The representative of the Russian Federation, in right of reply, rejected the “baseless accusations” from the European Union and Ukraine. They seek to hide their own involvement in sparking the crisis in Ukraine. He reiterated that his country has “shouldered its international commitment to ensure the protection” of the Zaporizhzhia nuclear power plant in an absolutely responsible fashion in full accordance with our international obligations”. His country makes every effort to protect the power plant and IAEA experts present to assess the state of affairs on the ground, he said.
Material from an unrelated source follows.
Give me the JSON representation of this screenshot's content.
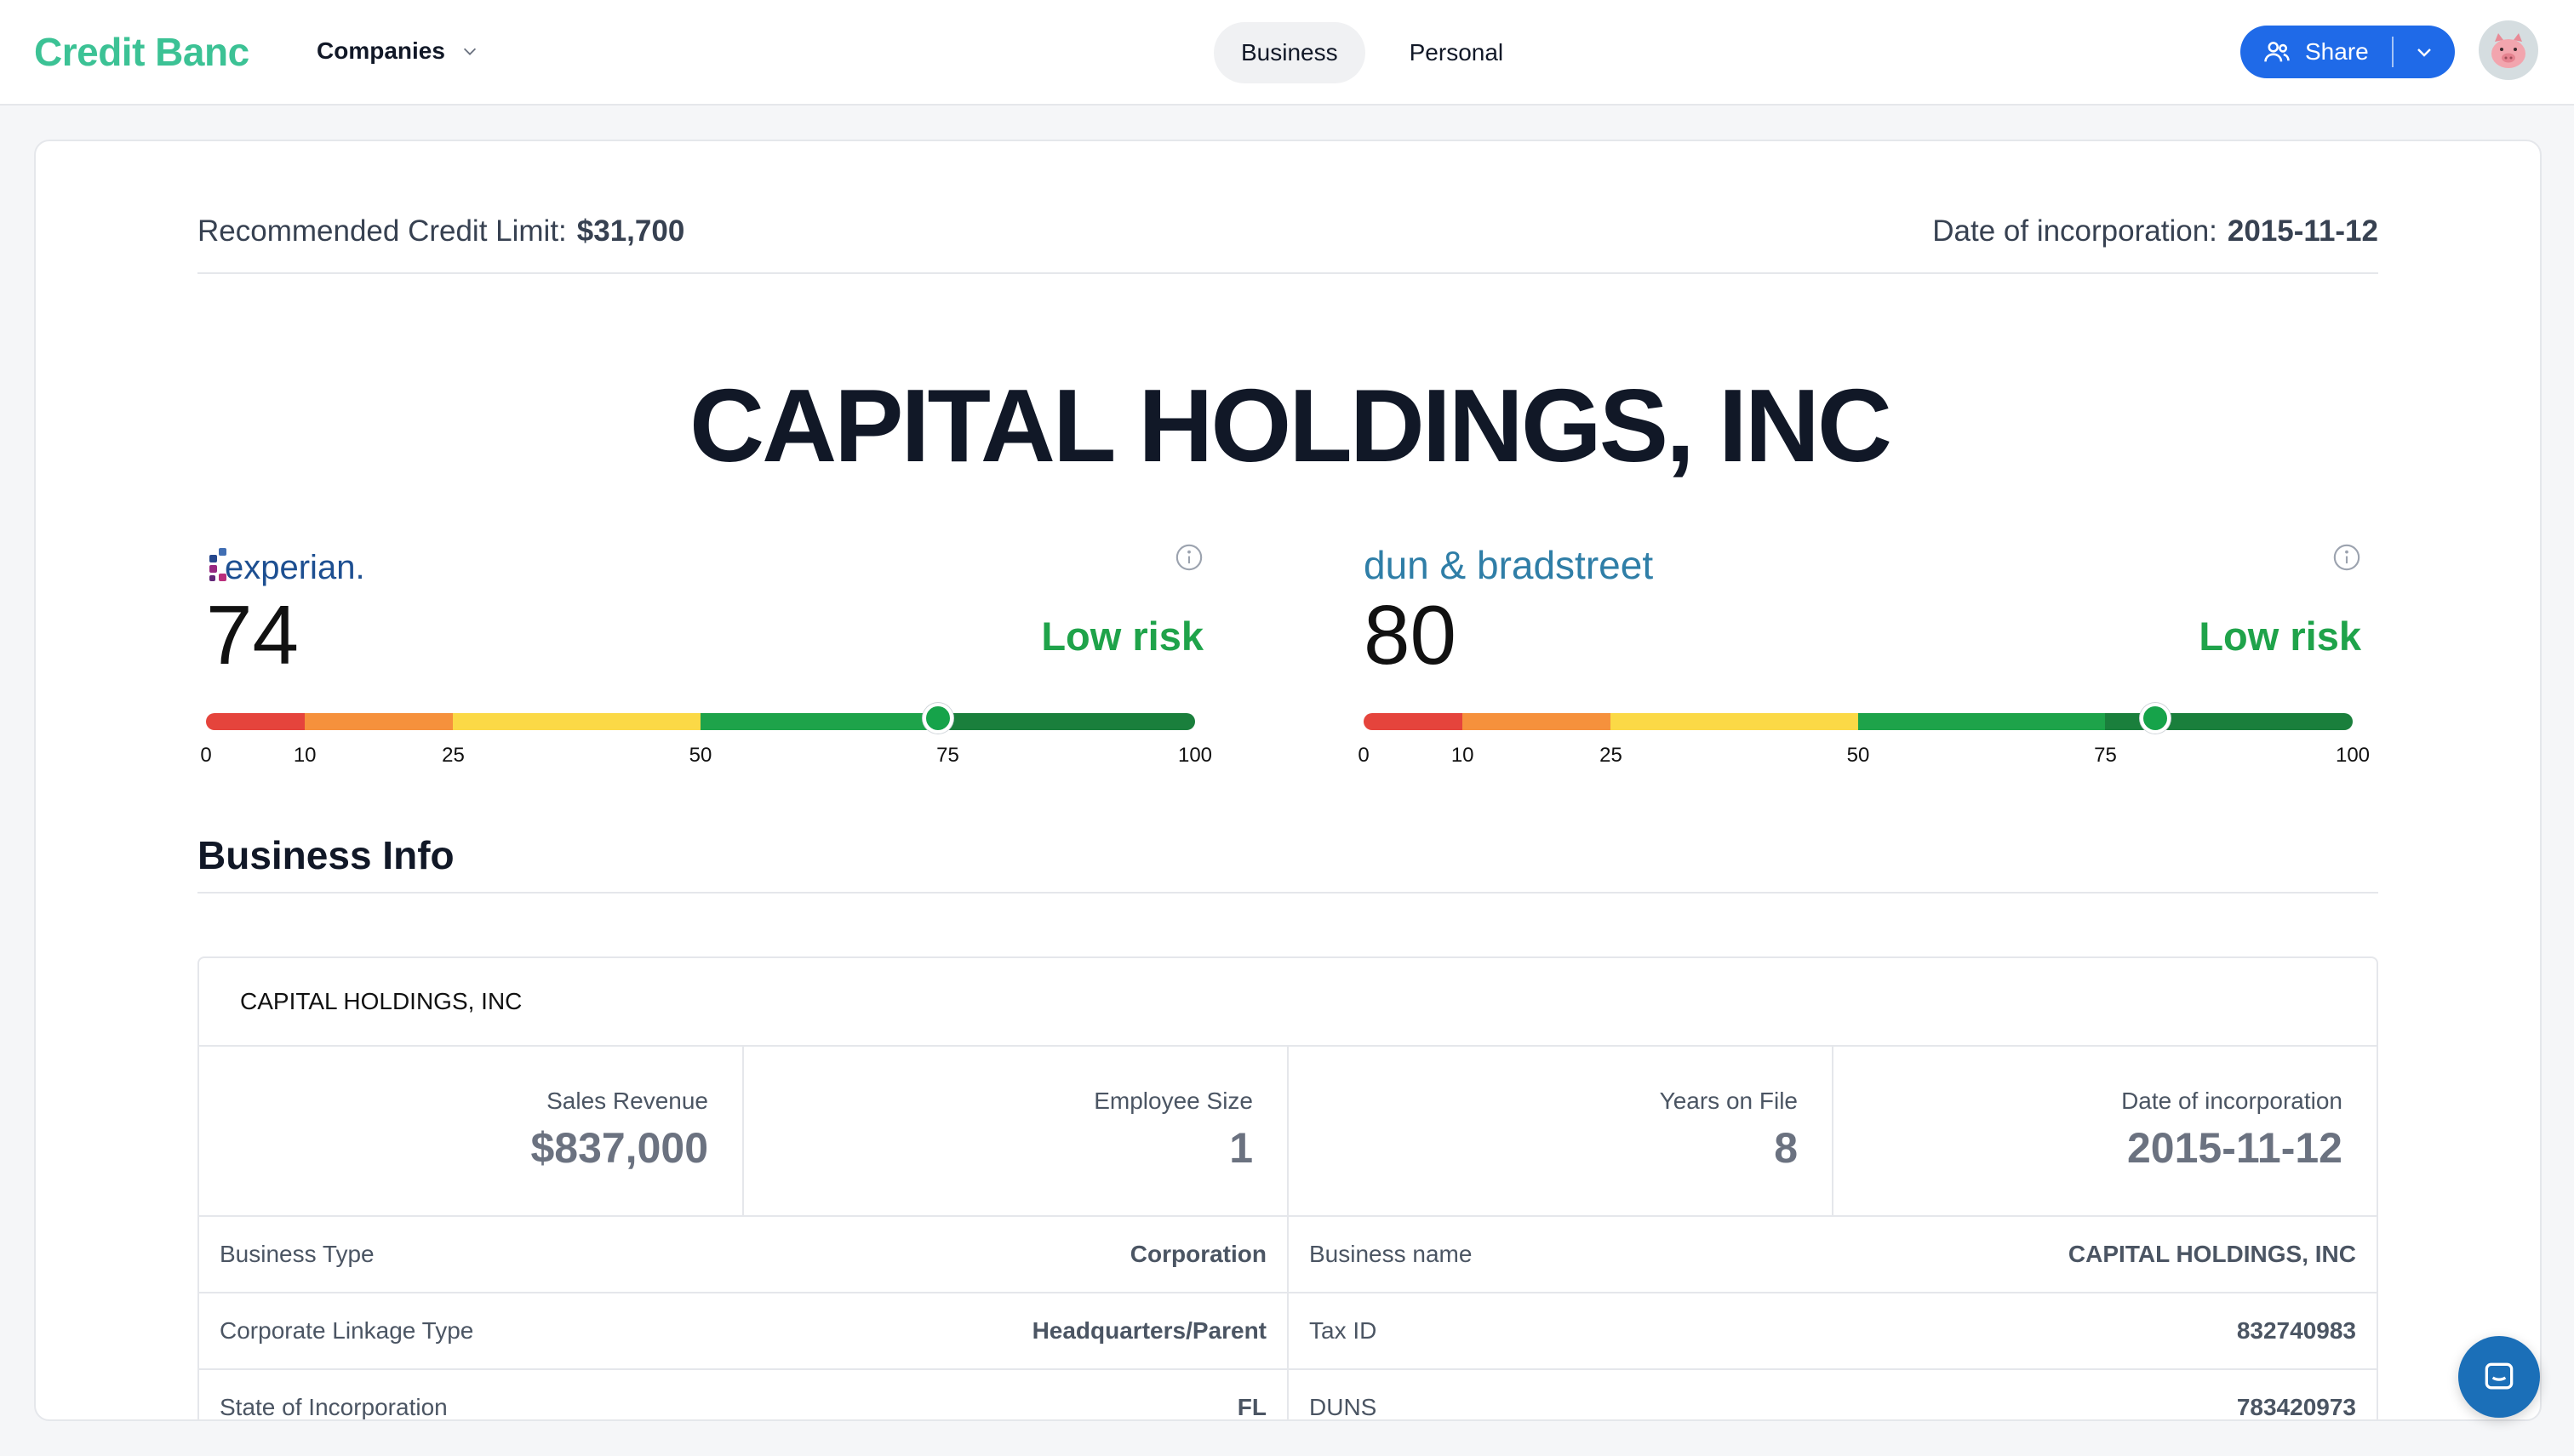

The representative of Iran said representatives of the Israeli regime continue to disseminate false accusations. No falsehoods or rhetoric can exonerate them from obeying international law and facing justice for the continued atrocities against the Palestinians in Gaza. More than 3,000 civilians have been killed, over a third of them children, he said, adding that occupation is the gravest form of terrorism and should continue to be condemned. The Israeli regime has been working tirelessly to disseminate false stories to justify the brutality and savagery towards Palestinians in Gaza, he said.